"It is a sad fact that, due to the nature of our responsibilities, our personnel often have to face perilous situations where crisis, conflict and instability reign.
"That so many of our colleagues choose to serve where risk prevails is testament to their unstinting commitment to helping the world's most vulnerable people, who rely on us for peace, shelter, food, vaccinations and so much more," Guterres said.
He said this year when the world is facing the unprecedented upheaval of the COVID-19 pandemic, "we are also commemorating 75 years of the United Nations.
"Our organisation was born from the ashes of the Second World War and has promoted peace and human progress ever since. All around the world, especially in the most fragile contexts, the blue flag of the United Nations symbolises hope. That hope is part of the legacy of the colleagues we mourn today," Guterres said.
"They paid the ultimate sacrifice so that others could look forward to better days," he said.

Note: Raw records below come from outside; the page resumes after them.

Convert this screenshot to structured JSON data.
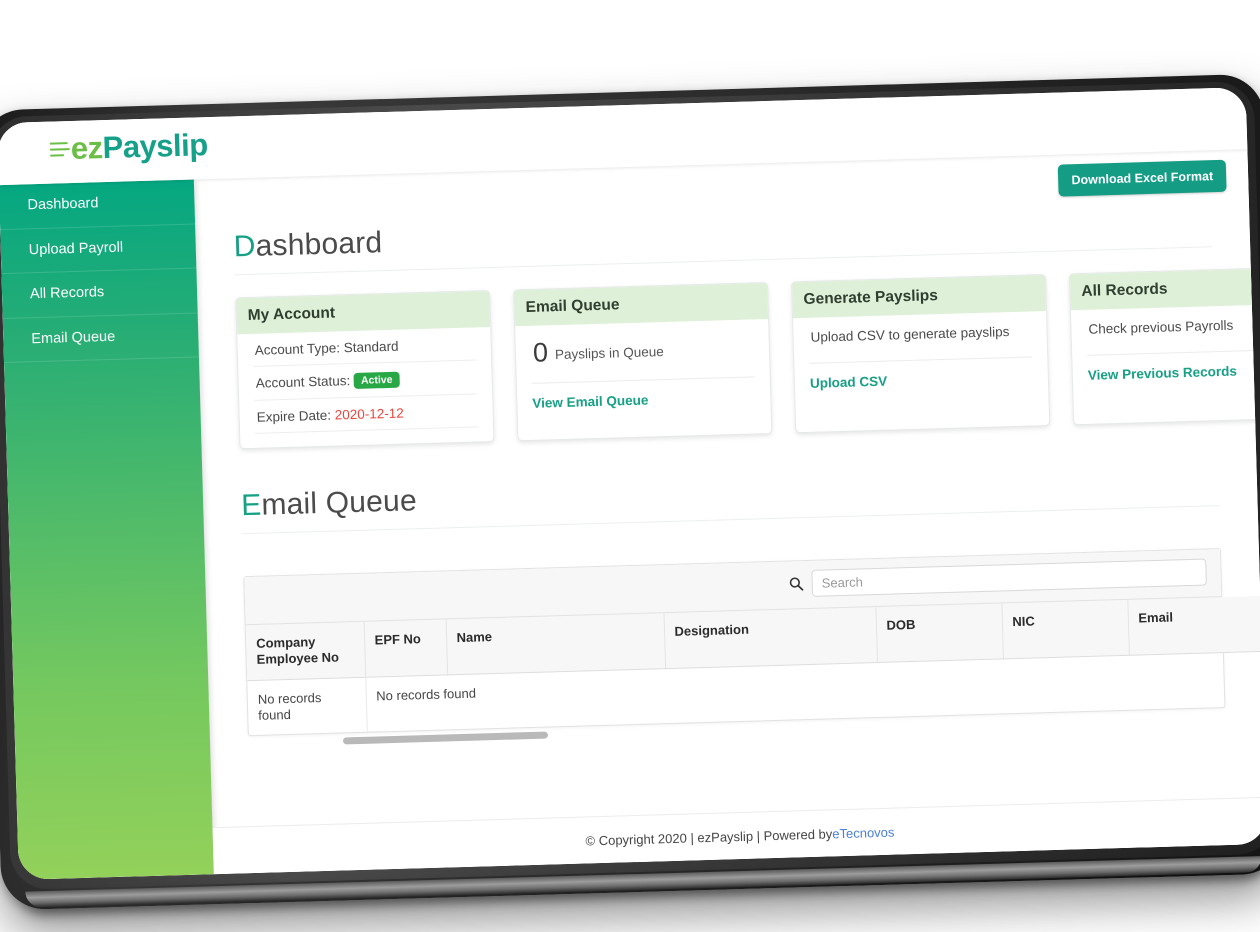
{
  "brand": {
    "logo_ez": "ez",
    "logo_payslip": "Payslip",
    "accent_teal": "#16a085",
    "accent_green": "#6cbf46"
  },
  "sidebar": {
    "items": [
      {
        "label": "Dashboard"
      },
      {
        "label": "Upload Payroll"
      },
      {
        "label": "All Records"
      },
      {
        "label": "Email Queue"
      }
    ]
  },
  "toolbar": {
    "download_excel_label": "Download Excel Format"
  },
  "page": {
    "title_first": "D",
    "title_rest": "ashboard"
  },
  "cards": [
    {
      "title": "My Account",
      "rows": [
        {
          "label": "Account Type: ",
          "value": "Standard",
          "kind": "text"
        },
        {
          "label": "Account Status: ",
          "value": "Active",
          "kind": "badge"
        },
        {
          "label": "Expire Date: ",
          "value": "2020-12-12",
          "kind": "red"
        }
      ]
    },
    {
      "title": "Email Queue",
      "metric_number": "0",
      "metric_label": "Payslips in Queue",
      "link": "View Email Queue"
    },
    {
      "title": "Generate Payslips",
      "description": "Upload CSV to generate payslips",
      "link": "Upload CSV"
    },
    {
      "title": "All Records",
      "description": "Check previous Payrolls",
      "link": "View Previous Records"
    }
  ],
  "section": {
    "title_first": "E",
    "title_rest": "mail Queue"
  },
  "search": {
    "placeholder": "Search",
    "value": "",
    "icon": "search-icon"
  },
  "table": {
    "columns": [
      "Company Employee No",
      "EPF No",
      "Name",
      "Designation",
      "DOB",
      "NIC",
      "Email"
    ],
    "rows": [
      [
        "No records found",
        "No records found",
        "",
        "",
        "",
        "",
        ""
      ]
    ]
  },
  "footer": {
    "text_before": "© Copyright 2020 | ezPayslip | Powered by ",
    "link": "eTecnovos"
  }
}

Emphasising that even one death is one too many, Guterres pledged that he will continue to ensure that the UN constantly reviews and improves its practices related to the safety and care of staff.
"When our colleagues pay the ultimate sacrifice, it is our duty to honour them and support their families. For, without our brave colleagues in the field, we cannot do what we have been asked to do by the Member States – to save succeeding generations from the scourge of war and to pursue better standards of living for all in larger freedom," he said.

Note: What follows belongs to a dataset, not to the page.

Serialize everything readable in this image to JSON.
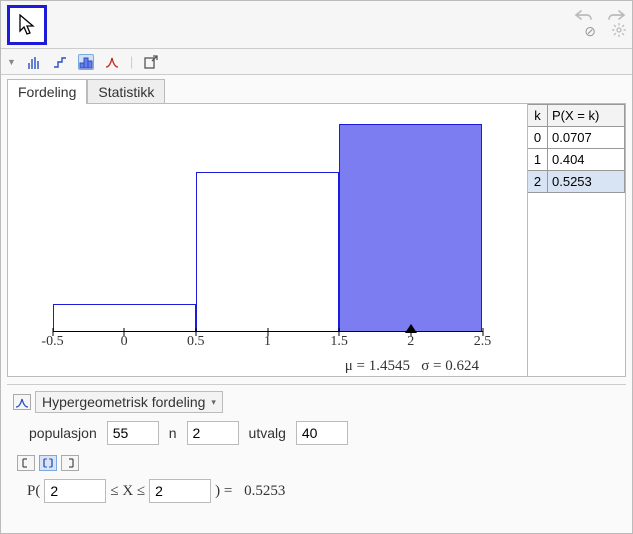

The President of the UN Staff Union, Patricia Nemeth, also spoke during the commemoration online, noting that those who died in service were "driven solely by a desire to help the most vulnerable to have hope, building a better future and ensuring that everyone can enjoy life, liberty, dignity, peace, security and justice."
"The service that staff members provide within the United Nations is more than just a job," she said.
"It is a calling for us, as we want to serve the ideals of the organisation, ensuring a brighter future for the entire human race," she said.
Noting that 77 colleagues had died over the past year, she said that "year-after-year our organisation suffers another loss, a different kind of loss, and that is a loss of innocence for the United Nations.
"That is why, on this day, we remember our sacred obligation for those who made the ultimate sacrifice so that we can continue to live our lives and do our work," Nemeth said.
"We owe it to them to finish the task for which these men and women have given their lives," she said.